Cognitive bias in algorithms, baseball analytics denied, and soft skills ROI.
mexico-analytics-baseball-nytimes

1. Recognize bias → Create better algorithms Can we humans better recognize our biases before we turn the machines loose, fully automating them? Here’s a sample of recent caveats about decision-making fails: While improving some lives, we’re making others worse. Yikes. From HBR, Hiring algorithms are not neutral. If you set up your resume-screening algorithm […]

Read more
When nudging fails, defensive baseball stats, and cognitive bias cheat sheet.

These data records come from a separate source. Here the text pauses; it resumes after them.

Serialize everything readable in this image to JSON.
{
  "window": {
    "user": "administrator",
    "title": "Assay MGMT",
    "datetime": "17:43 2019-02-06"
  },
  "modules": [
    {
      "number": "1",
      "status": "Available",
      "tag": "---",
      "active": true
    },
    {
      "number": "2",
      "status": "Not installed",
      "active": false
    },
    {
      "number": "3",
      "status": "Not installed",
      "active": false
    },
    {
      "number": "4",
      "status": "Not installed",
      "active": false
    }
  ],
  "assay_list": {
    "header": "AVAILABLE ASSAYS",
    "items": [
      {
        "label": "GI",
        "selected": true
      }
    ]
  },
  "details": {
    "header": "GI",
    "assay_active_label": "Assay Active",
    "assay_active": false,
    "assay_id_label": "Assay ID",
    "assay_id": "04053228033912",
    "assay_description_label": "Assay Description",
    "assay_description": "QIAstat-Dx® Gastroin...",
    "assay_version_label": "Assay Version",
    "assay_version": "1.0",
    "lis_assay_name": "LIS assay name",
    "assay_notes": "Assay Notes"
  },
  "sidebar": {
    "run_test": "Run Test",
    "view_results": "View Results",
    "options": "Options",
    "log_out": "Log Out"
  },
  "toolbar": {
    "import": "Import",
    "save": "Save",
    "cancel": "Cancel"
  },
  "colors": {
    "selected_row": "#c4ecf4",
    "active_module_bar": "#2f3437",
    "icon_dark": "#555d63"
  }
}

1. When nudging fails, what else can be done? Bravo to @CassSunstein, co-author of the popular book Nudge, for a journal abstract that is understandable and clearly identifies recommended actions. This from his upcoming article Nudges that Fail: "Why are some nudges ineffective, or at least less effective than choice architects hope and expect? Focusing primarily […]

Read more
Health innovation, foster teens, NBA, Gwyneth Paltrow.

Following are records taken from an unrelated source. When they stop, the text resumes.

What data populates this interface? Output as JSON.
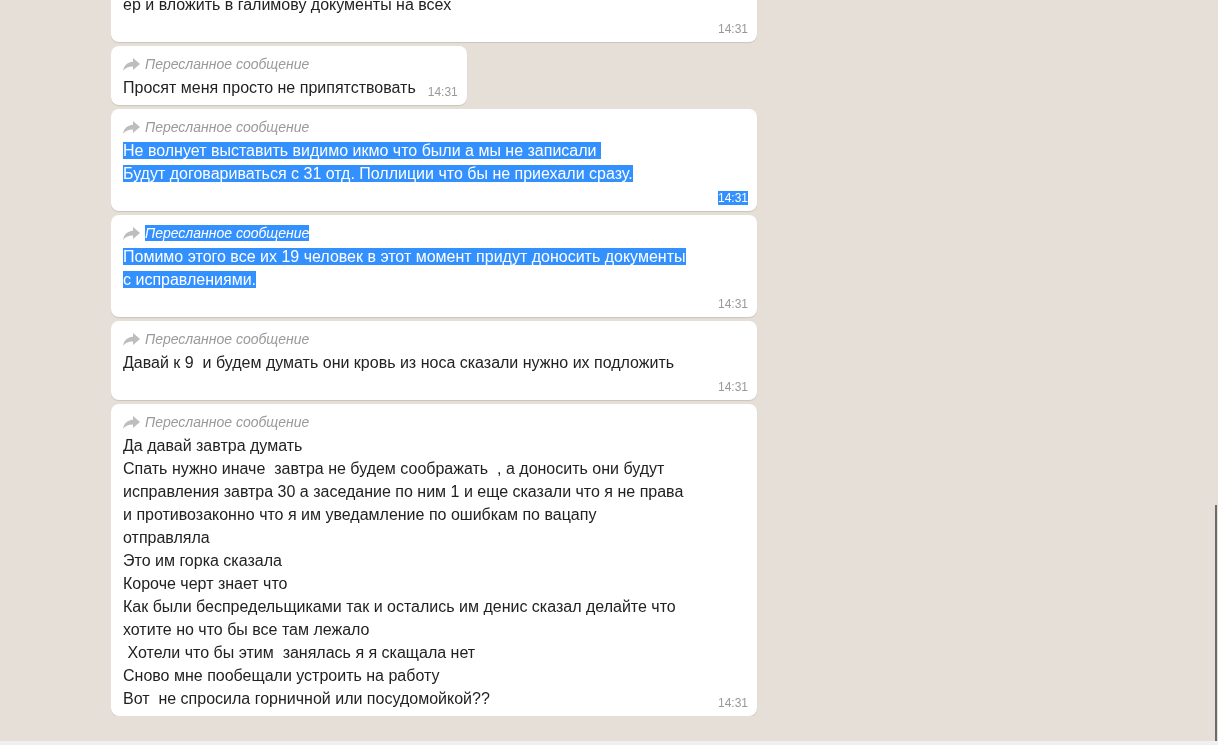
{
  "messages": [
    {
      "kind": "block-time",
      "forwarded": false,
      "lines": [
        "ер и вложить в галимову документы на всех"
      ],
      "time": "14:31",
      "body_selected": false,
      "time_selected": false
    },
    {
      "kind": "inline-time",
      "forwarded": true,
      "header": "Пересланное сообщение",
      "lines": [
        "Просят меня просто не припятствовать"
      ],
      "time": "14:31",
      "body_selected": false,
      "header_selected": false,
      "time_selected": false
    },
    {
      "kind": "block-time",
      "forwarded": true,
      "header": "Пересланное сообщение",
      "lines": [
        "Не волнует выставить видимо икмо что были а мы не записали ",
        "Будут договариваться с 31 отд. Поллиции что бы не приехали сразу."
      ],
      "time": "14:31",
      "body_selected": true,
      "header_selected": false,
      "time_selected": true
    },
    {
      "kind": "block-time",
      "forwarded": true,
      "header": "Пересланное сообщение",
      "lines": [
        "Помимо этого все их 19 человек в этот момент придут доносить документы",
        "с исправлениями."
      ],
      "time": "14:31",
      "body_selected": true,
      "header_selected": true,
      "time_selected": false
    },
    {
      "kind": "block-time",
      "forwarded": true,
      "header": "Пересланное сообщение",
      "lines": [
        "Давай к 9  и будем думать они кровь из носа сказали нужно их подложить"
      ],
      "time": "14:31",
      "body_selected": false,
      "header_selected": false,
      "time_selected": false
    },
    {
      "kind": "wide-inline-time",
      "forwarded": true,
      "header": "Пересланное сообщение",
      "lines": [
        "Да давай завтра думать",
        "Спать нужно иначе  завтра не будем соображать  , а доносить они будут",
        "исправления завтра 30 а заседание по ним 1 и еще сказали что я не права",
        "и противозаконно что я им уведамление по ошибкам по вацапу",
        "отправляла",
        "Это им горка сказала",
        "Короче черт знает что",
        "Как были беспредельщиками так и остались им денис сказал делайте что",
        "хотите но что бы все там лежало",
        " Хотели что бы этим  занялась я я скащала нет",
        "Сново мне пообещали устроить на работу",
        "Вот  не спросила горничной или посудомойкой??"
      ],
      "time": "14:31",
      "body_selected": false,
      "header_selected": false,
      "time_selected": false
    }
  ]
}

1. Behavioral economics → Healthcare innovation. Jaan Sidorov (@DisMgtCareBlog) writes on the @Health_Affairs blog about roadblocks to healthcare innovation. Behavioral economics can help us truly understand resistance to change, including unconscious bias, so valuable improvements will gain more traction. Sidoro offers concise explanations of hyperbolic discounting, experience weighting, social utility, predictive value, and other relevant […]

Read more
Brain training isn’t smart, physician peer pressure, and #AskforEvidence.

1. Spending $ on brain training isn't so smart. It seems impossible to listen to NPR without hearing from their sponsor, Lumosity, the brain-training company. The target demo is spot on: NPR will be the first to tell you its listeners are the "nation's best and brightest". And bright people don't want to slow down. […]

Read more
How women decide, Pay for Success, and Chief Cognitive Officers.

1. Do we judge women’s decisions differently? Cognitive psychologist Therese Huston’s new book is How Women Decide: What’s True, What’s Not, and What Strategies Spark the Best Choices. It may sound unscientific to suggest there’s a particular way that several billion people make decisions, but the author doesn’t seem nonchalant about drawing specific conclusions. The […]

Read more
Baseball decisions, actuaries, and streaming analytics.

1. SPOTLIGHT: What new analytics are fueling baseball decisions? Tracy Altman spoke at Nerd Nite SF about recent developments in baseball analytics. Highlights from her talk: – Data science and baseball analytics are following similar trajectories. There's more and more data, but people struggle to find predictive value. Oftentimes, executives are less familiar with technical […]

Read more
Better evidence for patients, and geeking out on baseball.

1. SPOTLIGHT: Redefining how patients get health evidence. How can people truly understand evidence and the tradeoffs associated with health treatments? How can the medical community lead them through decision-making that’s shared – but also evidence-based? Hoping for cures, patients and their families anxiously Google medical research. Meanwhile, the quantified selves are gathering data at […]

Read more
NBA heat maps, FICO vs Facebook, and peer review.

1. Resistance is futile. You must watch Steph Curry. The Golden State Warriors grow more irresistible every year, in large part because of Curry’s shooting. With sports data analytics from Basketball-Reference.com, these heat maps illustrate his shift to 3-pointers (and leave no doubt why Curry was called the Babyfaced Assassin; now of course he’s simply […]

Read more
Everyone’s decision process, C-Suite judgment, and the Golden Gut.

1. SPOTLIGHT: MCDA, a decision process for everyone. 'Multiple criteria decision analysis' is a crummy name for a great concept (aren't all big decisions analyzed using multiple criteria?). MCDA means assessing alternatives while simultaneously considering several objectives. It's a useful way to look at difficult choices in healthcare, oil production, or real estate. But oftentimes, […]

Read more
Social program RCTs, health guidelines, and evidence-based mentoring.

 1. Evidence → Social RCTs → Transformational change More progress toward evidence-based social programs. The Laura and John Arnold foundation expanded its funding of low-cost randomized controlled trials. @LJA_Foundation, an advocate for evidence-based, multidisciplinary approaches, has committed $100,000+ for all RCT proposals satisfying its RFP criteria and earning a high rating from its expert review […]

Read more
Scroll Up